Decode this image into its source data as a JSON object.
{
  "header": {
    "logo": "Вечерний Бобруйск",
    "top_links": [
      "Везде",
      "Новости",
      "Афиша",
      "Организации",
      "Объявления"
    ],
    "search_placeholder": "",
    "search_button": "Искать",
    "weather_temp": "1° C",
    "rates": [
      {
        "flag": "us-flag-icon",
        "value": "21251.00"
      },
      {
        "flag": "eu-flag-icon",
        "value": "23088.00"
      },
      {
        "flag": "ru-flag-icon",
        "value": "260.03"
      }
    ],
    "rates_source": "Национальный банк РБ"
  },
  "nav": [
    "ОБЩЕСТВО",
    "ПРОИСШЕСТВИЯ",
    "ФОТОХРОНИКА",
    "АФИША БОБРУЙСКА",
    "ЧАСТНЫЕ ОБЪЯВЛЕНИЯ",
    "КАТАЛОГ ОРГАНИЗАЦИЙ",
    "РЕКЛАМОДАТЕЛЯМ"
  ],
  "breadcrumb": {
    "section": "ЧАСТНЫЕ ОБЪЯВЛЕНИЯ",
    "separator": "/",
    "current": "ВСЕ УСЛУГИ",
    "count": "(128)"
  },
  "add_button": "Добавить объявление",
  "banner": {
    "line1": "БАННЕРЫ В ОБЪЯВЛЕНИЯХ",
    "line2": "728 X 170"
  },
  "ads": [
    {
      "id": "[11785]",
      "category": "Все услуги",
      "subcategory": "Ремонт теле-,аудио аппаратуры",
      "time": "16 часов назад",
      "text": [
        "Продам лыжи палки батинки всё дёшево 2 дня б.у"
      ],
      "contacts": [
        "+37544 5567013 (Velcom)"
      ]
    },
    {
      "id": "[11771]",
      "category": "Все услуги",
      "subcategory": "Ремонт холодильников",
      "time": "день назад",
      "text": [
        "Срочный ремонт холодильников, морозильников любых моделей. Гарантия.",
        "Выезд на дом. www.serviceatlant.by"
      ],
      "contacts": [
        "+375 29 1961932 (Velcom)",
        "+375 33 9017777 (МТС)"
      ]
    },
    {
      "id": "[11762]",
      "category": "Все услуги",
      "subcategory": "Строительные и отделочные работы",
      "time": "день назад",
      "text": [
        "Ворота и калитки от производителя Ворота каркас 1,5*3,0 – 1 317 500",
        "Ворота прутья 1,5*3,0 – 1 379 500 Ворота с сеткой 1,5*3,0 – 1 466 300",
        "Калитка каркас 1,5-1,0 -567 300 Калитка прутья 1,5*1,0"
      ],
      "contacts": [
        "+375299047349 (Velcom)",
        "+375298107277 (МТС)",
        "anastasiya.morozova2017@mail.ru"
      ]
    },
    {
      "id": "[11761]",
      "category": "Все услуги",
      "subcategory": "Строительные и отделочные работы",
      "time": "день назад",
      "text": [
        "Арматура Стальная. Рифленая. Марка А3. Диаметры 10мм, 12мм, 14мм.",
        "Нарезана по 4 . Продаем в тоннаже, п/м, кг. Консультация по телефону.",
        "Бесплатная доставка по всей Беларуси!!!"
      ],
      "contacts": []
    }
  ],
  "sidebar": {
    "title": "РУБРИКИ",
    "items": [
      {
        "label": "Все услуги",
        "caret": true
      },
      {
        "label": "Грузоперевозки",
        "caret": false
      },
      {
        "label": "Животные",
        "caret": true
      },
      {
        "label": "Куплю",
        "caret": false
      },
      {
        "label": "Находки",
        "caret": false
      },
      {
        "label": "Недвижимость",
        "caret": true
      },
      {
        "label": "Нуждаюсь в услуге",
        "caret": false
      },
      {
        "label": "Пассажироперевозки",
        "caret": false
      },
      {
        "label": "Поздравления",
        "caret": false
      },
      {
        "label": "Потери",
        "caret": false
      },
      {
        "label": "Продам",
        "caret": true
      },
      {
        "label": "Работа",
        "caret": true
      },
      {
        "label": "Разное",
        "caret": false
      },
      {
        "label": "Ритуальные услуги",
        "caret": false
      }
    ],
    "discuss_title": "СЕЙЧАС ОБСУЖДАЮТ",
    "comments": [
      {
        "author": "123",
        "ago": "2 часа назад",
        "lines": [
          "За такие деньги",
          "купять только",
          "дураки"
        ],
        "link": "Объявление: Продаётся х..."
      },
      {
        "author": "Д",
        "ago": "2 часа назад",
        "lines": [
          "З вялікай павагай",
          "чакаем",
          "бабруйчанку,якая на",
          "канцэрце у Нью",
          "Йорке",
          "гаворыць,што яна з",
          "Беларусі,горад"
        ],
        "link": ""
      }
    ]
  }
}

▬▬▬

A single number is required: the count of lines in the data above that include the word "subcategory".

EXERCISE ANSWER: 4